The Ghost of Christmas' Past
About five years ago we decided to start trying to put a little extra “oomph” into our Christmas services. We’d been doing a Christmas concert for years but it wasn’t part of our weekend service experience and it wasn’t really a big focus for us as a church. It was a concert filled with typical Christmas music on a Wednesday night. One of the first ideas we came up with shortly after forming our creative team in 2005 was to really expand our Christmas experience. Since then, our Christmas services have really become a huge deal around here and a lot of effort and planning go into crafting them.
Obviously, we’re not the only church who does this. We know that, like us, so many of you are working really hard right now to put together some incredible Christmas experiences for your communities and, like us, you’re sweating every song, every word, every video, and every detail. So here’s the deal. I thought it’d be fun to post our last five Christmas services in an effort to show the journey that we’ve been through the last five years and to hopefully spark some creative thinking for you and your team.
You’ll notice straight away that we’ve come a long way since 2005! You’ll also notice that some things worked really well and some... not so well, but I wouldn’t trade these experiences for anything because they’ve been a great teacher. Really, this was our first attempt at anything like this and I’ll be honest, we were so proud of this service. We started planning this thing so late, we had no production budget, and the stage was made up of a giant REAL Christmas tree and fiber optic curtain.
This year we hired Daniel Connell as our lighting designer. We were so impressed with the job he did that we hired him! The opening sketch was heavily influenced by a Willow Creek sketch and watching it back it seems REALLY LONG! We went for a big band feel and it’s a little on the cheesy side, but the trade off is that the big band is always pretty warm.
This year was the first time we’d really jumped into the world of giant video screens and I’ll tell you, it was a lot harder to work with than what we ever anticipated. The challenge we ran into was making the stage feel warm. The giant video wall just felt a little soulless and we worked really hard to warm things up. We experimented with some cool ideas like putting the choir on video that worked pretty well. This set really had a pretty big wow factor and we got a lot of great feedback but putting it together was a nightmare (it weighed something like 30,000 pounds) for us and our production team.
For this year we really scaled back our Christmas production. We were just relaunching an outreach that we do at our camp (Dry Gulch U.S.A.) called The Christmas Train which reaches about 50,000 people a year. We hadn’t done the Christmas Train for the previous 3 years and so we went with a much more scaled back version knowing that much of our time would be spent getting the Christmas Train up and running.
2009 Celebrate With Family

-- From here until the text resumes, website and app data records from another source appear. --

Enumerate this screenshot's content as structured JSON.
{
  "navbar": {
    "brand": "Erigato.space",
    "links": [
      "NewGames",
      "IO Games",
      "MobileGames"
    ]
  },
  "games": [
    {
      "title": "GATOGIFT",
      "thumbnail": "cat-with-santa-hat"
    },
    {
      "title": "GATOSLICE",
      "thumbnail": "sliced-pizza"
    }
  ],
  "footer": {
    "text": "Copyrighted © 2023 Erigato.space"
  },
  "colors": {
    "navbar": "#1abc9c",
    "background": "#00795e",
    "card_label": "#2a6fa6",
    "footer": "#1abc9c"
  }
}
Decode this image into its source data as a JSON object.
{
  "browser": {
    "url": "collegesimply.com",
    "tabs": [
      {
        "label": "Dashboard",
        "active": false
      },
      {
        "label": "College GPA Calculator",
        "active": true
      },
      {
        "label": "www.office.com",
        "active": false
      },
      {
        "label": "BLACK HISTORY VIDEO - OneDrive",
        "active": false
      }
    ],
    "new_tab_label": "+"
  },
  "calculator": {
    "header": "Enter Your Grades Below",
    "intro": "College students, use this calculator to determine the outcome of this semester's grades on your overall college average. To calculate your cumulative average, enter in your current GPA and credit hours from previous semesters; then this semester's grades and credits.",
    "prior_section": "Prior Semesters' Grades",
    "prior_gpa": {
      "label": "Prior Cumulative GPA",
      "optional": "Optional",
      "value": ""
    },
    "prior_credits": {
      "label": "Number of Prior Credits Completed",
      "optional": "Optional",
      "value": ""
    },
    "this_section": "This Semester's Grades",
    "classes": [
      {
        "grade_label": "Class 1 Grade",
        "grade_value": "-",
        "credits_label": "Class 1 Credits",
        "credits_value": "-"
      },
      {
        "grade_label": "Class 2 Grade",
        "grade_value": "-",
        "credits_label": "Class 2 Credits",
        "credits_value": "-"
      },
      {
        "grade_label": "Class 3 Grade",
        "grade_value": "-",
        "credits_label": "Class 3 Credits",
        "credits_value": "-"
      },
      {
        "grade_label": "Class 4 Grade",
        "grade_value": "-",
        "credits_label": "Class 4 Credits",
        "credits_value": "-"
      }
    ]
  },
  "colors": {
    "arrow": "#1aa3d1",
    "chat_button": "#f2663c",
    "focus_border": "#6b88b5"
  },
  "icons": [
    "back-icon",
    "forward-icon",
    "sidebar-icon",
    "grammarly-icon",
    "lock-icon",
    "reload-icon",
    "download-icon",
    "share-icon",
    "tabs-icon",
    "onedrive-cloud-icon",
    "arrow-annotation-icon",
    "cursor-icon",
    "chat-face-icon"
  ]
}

We had just finished remodeling our auditorium in October and we knew we really wanted to do something special. For the first time ever we really tried to combine our Christmas Train outreach and our Christmas services and we saw a huge impact. We were packed out in every service until a GIANT blizzard blew through on Christmas eve. All in all we were really happy with the way our first ever Celebrate With Family event turned out.